Television created a new outlet for animation, but animators who wanted to create enough material to fill a weekly series were hampered by the slow, labor-intensive nature of hand-drawn animation. The animation directors William Hanna and Joseph Barbera, after success in the movies with Tom and Jerry cartoons, solved this problem by using partial animation, in which most of the drawings remained static and only essential parts needed to change from one frame to the next. Their characters, such as The Flintstones and The Jetsons, had muzzle-like mouths so that the rest of the face (except the eyes) could remain stationary while they talked.
Television was an early adopter of computer-generated animation for applications such as title sequences and dynamic weather maps.
Computer-generated animations began appearing in feature films in the 1970s. One of the first instances was in Westworld (1973), where they were used to show the point of view of a robotic character. In the original Star Wars film (1977), they were displayed as part of a training exercise for the attack on the Death Star. In the 1980s, the technology was advanced enough to render CGI (computer-generated images) to represent real objects rather than schematics. For example, the spaceships that appeared in The Last Starfighter (1984) were all rendered by CGI. In the 1990s, CGI was able to represent human body movements and even skin texture with considerable realism.

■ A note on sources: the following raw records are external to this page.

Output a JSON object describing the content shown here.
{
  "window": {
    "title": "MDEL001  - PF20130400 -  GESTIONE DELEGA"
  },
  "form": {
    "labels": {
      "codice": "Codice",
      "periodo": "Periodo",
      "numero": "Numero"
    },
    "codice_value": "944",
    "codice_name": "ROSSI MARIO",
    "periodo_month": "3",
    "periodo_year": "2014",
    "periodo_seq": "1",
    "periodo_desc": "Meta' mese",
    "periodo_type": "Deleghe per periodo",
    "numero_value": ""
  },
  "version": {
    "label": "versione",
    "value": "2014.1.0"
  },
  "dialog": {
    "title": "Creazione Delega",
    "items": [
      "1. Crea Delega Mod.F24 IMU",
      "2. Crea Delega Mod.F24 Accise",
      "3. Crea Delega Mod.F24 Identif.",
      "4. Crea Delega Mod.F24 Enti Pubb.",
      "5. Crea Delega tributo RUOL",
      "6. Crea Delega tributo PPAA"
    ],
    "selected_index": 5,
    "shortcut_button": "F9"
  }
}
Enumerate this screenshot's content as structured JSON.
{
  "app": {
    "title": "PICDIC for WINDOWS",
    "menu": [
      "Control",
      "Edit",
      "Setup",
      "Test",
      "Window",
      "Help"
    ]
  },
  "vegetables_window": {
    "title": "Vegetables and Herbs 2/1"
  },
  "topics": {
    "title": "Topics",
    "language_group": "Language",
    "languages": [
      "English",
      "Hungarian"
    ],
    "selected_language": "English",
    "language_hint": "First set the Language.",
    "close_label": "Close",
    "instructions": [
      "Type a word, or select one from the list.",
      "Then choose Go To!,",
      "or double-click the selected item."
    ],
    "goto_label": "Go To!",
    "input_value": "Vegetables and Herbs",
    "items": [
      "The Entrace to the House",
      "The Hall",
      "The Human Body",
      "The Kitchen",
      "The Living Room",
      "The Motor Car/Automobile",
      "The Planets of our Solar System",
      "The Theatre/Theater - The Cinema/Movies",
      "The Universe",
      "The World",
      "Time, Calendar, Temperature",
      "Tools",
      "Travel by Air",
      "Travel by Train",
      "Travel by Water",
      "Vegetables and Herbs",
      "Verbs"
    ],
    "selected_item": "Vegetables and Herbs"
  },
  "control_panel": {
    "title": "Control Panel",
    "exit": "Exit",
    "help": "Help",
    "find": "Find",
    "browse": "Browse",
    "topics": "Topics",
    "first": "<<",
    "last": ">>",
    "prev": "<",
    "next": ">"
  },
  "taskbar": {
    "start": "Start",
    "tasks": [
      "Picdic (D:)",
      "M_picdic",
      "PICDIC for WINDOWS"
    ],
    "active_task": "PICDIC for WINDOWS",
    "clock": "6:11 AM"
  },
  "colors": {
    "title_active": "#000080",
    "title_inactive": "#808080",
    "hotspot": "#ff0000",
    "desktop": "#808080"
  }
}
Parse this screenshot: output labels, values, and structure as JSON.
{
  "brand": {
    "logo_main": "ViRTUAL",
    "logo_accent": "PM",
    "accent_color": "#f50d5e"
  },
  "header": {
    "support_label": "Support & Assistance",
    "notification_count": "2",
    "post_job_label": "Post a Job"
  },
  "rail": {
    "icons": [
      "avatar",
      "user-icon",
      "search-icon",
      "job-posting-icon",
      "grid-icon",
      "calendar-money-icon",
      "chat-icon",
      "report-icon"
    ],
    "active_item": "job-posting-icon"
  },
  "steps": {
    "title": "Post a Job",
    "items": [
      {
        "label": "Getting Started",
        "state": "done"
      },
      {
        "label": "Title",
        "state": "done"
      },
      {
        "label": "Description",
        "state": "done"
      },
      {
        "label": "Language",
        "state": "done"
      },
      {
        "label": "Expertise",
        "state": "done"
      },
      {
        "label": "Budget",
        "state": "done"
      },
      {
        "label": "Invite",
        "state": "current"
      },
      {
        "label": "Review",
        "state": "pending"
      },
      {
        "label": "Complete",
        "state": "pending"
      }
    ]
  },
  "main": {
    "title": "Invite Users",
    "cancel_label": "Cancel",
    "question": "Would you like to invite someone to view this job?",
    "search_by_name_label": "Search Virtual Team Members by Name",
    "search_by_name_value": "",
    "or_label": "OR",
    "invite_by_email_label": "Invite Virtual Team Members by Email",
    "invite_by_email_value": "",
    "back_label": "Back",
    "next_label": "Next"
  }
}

In the first decade of the 21st century, some animators adopted a new technique, motion capture, to render body movements with greater realism than was possible with purely computer-generated images. To use this technique, the animator films a live actor in motion, usually covered in a black suit dotted with white balls. The computer tracks the motion of the balls in the film and then reassigns these movements to the corresponding locations on the body of an artistic creation, such as a monster. The Polar Express (2004) was the first entirely computer-animated 3-D film to use motion capture.
Animation has been important in video games since the late 1970s, when the games moved beyond purely geometrical images (as in Pong) and began to depict aliens, asteroids, and angry gorillas. At first, only arcade game machines had sufficient computing power to render the sophisticated graphics of the most detailed and fastest-paced animations, but beefed-up home consoles eventually lured dedicated gamers away from the arcades.
When desktop computers shifted from text-based to graphic interfaces in the 1980s, they improved on simple animations, such as hourglasses, and began to use more sophisticated animations to represent common operations, such as files being copied from one drive to another. Personal computers have also made it possible for amateurs to create complex animations and share them on sites such as YouTube.